How an SBU Works
The system utilized in Indiana featured a 36-in. Small Boring Unit, also known as an SBU-A, and a 60-in. auger boring machine. An SBU-A, like the one used in Bloomington, is a small diameter cutterhead and thrust bearing assembly that can range from 24 to 72 in. in diameter and can be used with any auger boring machine from 36 to 72 in. Depending on the ground conditions, an SBU can be fitted with a hard rock or a mixed ground cutterhead. A mixed ground cutterhead can feature a combination of single disc cutters or two-row tungsten carbide insert cutters and carbide cutter bits. Cutters range in size from 6.5 to 9.5 to 11.5 in. RELATED: Crossing the Des Plaines River A project generally begins with the excavation of a launch pit, then a concrete or gravel pad is installed on the floor of the pit, based on the project’s line and grade requirements. Track is laid on the floor of the pit, which is then following by the auger boring machine. Before the machine is launched, crews weld the SBU to a lead steel casing. The casing is a pipe that will allow the transfer of the highest thrust loads to the cutting face and will also provide a stable environment for the crew to lay the final pipe after excavation is completed. The SBU and lead casing are then set into place on the track and attached to the auger. Within the casing is a full-faced auger, which is used for muck removal once boring begins. After assembly is complete, the machine can begin excavation. The auger boring machine provides forward thrust to the boring unit through the casing, while torque is applied through the full-face auger. In hard rock, the face of the machine moves in concentric circles; as the force on the rock increases, the rock beneath each cutter is crushed and fractured. This method is known as kerf cutting. Large openings on the face of the SBU, called muck scrapers, are designed to scoop up and transfer spoil from the rock face. This material is then passed through the face of the SBU and pushed out through the machine to the full-face auger for removal. The SBU-A can be steered to maintain line and grade. Some contractors even employ guidance systems, much like the Axis system that Midwest Mole utilized on the I-69 Section 5 sewer line, which can aid in maintaining line and grade on longer crossings.
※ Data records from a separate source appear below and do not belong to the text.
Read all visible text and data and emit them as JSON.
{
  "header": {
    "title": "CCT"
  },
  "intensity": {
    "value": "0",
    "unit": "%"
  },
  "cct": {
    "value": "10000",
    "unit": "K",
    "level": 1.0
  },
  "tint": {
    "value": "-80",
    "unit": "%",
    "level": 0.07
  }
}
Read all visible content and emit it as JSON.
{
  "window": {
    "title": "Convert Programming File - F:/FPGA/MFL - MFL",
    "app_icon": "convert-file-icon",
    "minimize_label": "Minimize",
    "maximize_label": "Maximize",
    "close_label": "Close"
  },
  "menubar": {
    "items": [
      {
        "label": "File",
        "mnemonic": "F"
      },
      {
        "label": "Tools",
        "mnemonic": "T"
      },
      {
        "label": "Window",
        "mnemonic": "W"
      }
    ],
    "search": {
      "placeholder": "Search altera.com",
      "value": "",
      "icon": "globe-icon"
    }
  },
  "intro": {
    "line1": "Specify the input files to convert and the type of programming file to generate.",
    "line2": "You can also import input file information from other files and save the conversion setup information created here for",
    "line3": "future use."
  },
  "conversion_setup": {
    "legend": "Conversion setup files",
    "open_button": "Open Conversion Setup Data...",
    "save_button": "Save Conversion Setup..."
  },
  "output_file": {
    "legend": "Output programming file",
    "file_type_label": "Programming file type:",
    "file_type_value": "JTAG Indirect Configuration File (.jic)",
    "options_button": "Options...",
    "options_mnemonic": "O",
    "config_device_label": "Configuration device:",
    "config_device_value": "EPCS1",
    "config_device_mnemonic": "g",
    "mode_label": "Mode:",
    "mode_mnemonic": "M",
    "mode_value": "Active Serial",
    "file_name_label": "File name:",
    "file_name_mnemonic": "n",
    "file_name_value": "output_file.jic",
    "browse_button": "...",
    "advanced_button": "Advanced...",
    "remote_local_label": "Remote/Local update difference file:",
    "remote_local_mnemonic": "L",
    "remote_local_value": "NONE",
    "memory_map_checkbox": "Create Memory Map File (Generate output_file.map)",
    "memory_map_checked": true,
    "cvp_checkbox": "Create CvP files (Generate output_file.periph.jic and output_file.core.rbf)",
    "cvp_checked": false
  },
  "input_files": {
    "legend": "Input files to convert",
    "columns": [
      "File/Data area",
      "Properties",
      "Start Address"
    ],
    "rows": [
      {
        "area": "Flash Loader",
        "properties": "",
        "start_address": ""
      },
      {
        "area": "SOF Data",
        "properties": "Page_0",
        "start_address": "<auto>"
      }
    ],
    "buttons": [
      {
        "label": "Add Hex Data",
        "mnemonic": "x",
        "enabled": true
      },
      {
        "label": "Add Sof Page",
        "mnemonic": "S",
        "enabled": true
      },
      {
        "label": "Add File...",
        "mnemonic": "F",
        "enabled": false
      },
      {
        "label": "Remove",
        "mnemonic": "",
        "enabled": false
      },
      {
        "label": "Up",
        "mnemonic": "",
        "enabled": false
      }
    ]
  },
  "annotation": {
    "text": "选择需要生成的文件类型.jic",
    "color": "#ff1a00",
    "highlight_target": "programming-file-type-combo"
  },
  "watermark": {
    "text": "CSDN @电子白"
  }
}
How Durable Is an SBU?
Robbins SBUs can bore through rock strengths ranging from 4,000 to 25,000 psi UCS and can tackle crossings ranging from 100 to more thanr 500 ft long, depending on ground conditions. “Robbins offers superior rock cutting equipment, responsive service, and is always willing to jump in and help create a solution,” said Midwest Mole operations manager Joe Butor. RELATED: 20 Years Later: Looking Back at the Development of the Small Boring Unit Small Boring Units like the hard rock head used on the I-69 Section 5 project have been known to tackle more than 2,800 ft over decades of service. The 36-in. SBU used by Midwest Mole has bored an incredible estimate of 20 projects, proving the durability of these machines when properly maintained and operated.